But another obvious reason why evangelical schools are struggling now is the same reason many schools are– they were getting used to regular 5-6% tuition increases each year in a booming economy before 2007 and they did a lot of updating and capital borrowing to compete with the rest of the pack. But like mortgage holders who got stuck holding the bag when the recession hit, their expectation that things would continue to go up up up were ill founded, and now reality is setting in, and their previous supporters and student-parents don’t have increasing equity in their house to borrow against anymore. Its not just that more and more students are deciding that they don’t want to pay the high costs of going to these evangelical schools, its that in many cases they cannot. However, its not clear that it makes financial sense anyway– in a number of recent studies, a lot of evangelical schools faired poorly when it came to analyses of their ROI (return on investment)– the degrees conferred by a lot of evangelical schools just weren’t door-openers, at least not opening the doors that such high costs would be expected to open. (see gehrz’s blog on the dismal financial state of evangelical colleges at the end of this post)

Endowments can’t overcome all problems, but if evangelical schools had better endowments, things would be different. But they don’t. Most of them have $5,500-12,500 endowment per student. Compare that with Princeton (1.85 million per student) Yale (1.43 million per) Harvard (1.3 mil per) or even little Grinnel (745,000per). Why the difference? Why don’t evangelicals endow their colleges? I think there are at least two obvious reasons. First, evangelicals don’t generally invest in things of this world, particularly higher education. Saving souls is first and foremost– and service to others is second– which leads us to the second problem that has led evangelical schools to have pitifully small endowments: their strong suites are programs like missions, ministry, teaching and nursing. There are occasional teachers who come up with a big philanthropic gift to a university, but they are few and far between. Pastors and Missionaries almost never do, and nurse philanthropists are quite uncommon, in my experience. These aren’t high-dollar career people that are being graduated from evangelical schools. Of course a few business people come through, and a few philosophy or psych majors end up ‘having’ to go into business to make a living, and make a very good living, and then give back.

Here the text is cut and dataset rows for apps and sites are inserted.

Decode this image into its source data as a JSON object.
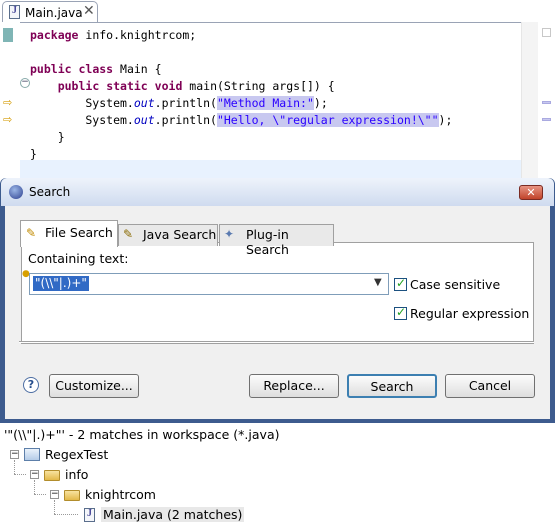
{
  "editor": {
    "tab_title": "Main.java",
    "close_glyph": "✕",
    "lines": [
      {
        "parts": [
          {
            "t": "package",
            "c": "kw"
          },
          {
            "t": " info.knightrcom;",
            "c": ""
          }
        ]
      },
      {
        "parts": []
      },
      {
        "parts": [
          {
            "t": "public",
            "c": "kw"
          },
          {
            "t": " ",
            "c": ""
          },
          {
            "t": "class",
            "c": "kw"
          },
          {
            "t": " Main {",
            "c": ""
          }
        ]
      },
      {
        "parts": [
          {
            "t": "    ",
            "c": ""
          },
          {
            "t": "public",
            "c": "kw"
          },
          {
            "t": " ",
            "c": ""
          },
          {
            "t": "static",
            "c": "kw"
          },
          {
            "t": " ",
            "c": ""
          },
          {
            "t": "void",
            "c": "kw"
          },
          {
            "t": " main(String args[]) {",
            "c": ""
          }
        ]
      },
      {
        "parts": [
          {
            "t": "        System.",
            "c": ""
          },
          {
            "t": "out",
            "c": "fld"
          },
          {
            "t": ".println(",
            "c": ""
          },
          {
            "t": "\"Method Main:\"",
            "c": "str"
          },
          {
            "t": ");",
            "c": ""
          }
        ]
      },
      {
        "parts": [
          {
            "t": "        System.",
            "c": ""
          },
          {
            "t": "out",
            "c": "fld"
          },
          {
            "t": ".println(",
            "c": ""
          },
          {
            "t": "\"Hello, \\\"regular expression!\\\"\"",
            "c": "str"
          },
          {
            "t": ");",
            "c": ""
          }
        ]
      },
      {
        "parts": [
          {
            "t": "    }",
            "c": ""
          }
        ]
      },
      {
        "parts": [
          {
            "t": "}",
            "c": ""
          }
        ]
      }
    ]
  },
  "dialog": {
    "title": "Search",
    "close_glyph": "✕",
    "tabs": [
      {
        "label": "File Search",
        "active": true,
        "icon": "file-search-icon"
      },
      {
        "label": "Java Search",
        "active": false,
        "icon": "java-search-icon"
      },
      {
        "label": "Plug-in Search",
        "active": false,
        "icon": "plugin-search-icon"
      }
    ],
    "containing_label": "Containing text:",
    "pattern_value": "\"(\\\\\"|.)+\"",
    "case_sensitive": {
      "label": "Case sensitive",
      "checked": true
    },
    "regular_expression": {
      "label": "Regular expression",
      "checked": true
    },
    "buttons": {
      "help": "?",
      "customize": "Customize...",
      "replace": "Replace...",
      "search": "Search",
      "cancel": "Cancel"
    }
  },
  "results": {
    "header": "'\"(\\\\\"|.)+\"' - 2 matches in workspace (*.java)",
    "tree": [
      {
        "label": "RegexTest",
        "type": "project"
      },
      {
        "label": "info",
        "type": "folder"
      },
      {
        "label": "knightrcom",
        "type": "folder"
      },
      {
        "label": "Main.java (2 matches)",
        "type": "file"
      }
    ]
  }
}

Creighton University where I am at has a very strong college of business, and their alum have come back and given a lot of money. Creighton has produced a lot of graduates who happen to be very successful in business, and who also are huge supporters of Creighton and their mission. Generally speaking, if you look at most major philanthropy, it is coming from people who got wealthy in business more often than not. People don’t generally grow great amounts of wealth on a teachers, ministers or nurses salary.

So from my business perspective, what evangelicals should do, rather than expect their little churches to step up and fill the gap, is to focus more on producing students who are great at business who will make a lot of money and give back to mission. Evangelicals for too long have been focused on producing missionaries and ministers who need others to support them. Its time they start producing some of the producers who can support their institutions of higher education more fruitfully– namely, high quality business students who can be successful and then come back and share the benefits!

May God have Mercy on us all!

For Dr. Gehrz’s blogpost on the financial condition of evangelical colleges see his:

For more on Creighton’s recent fundraising campaign for their new Heider College of Business, see: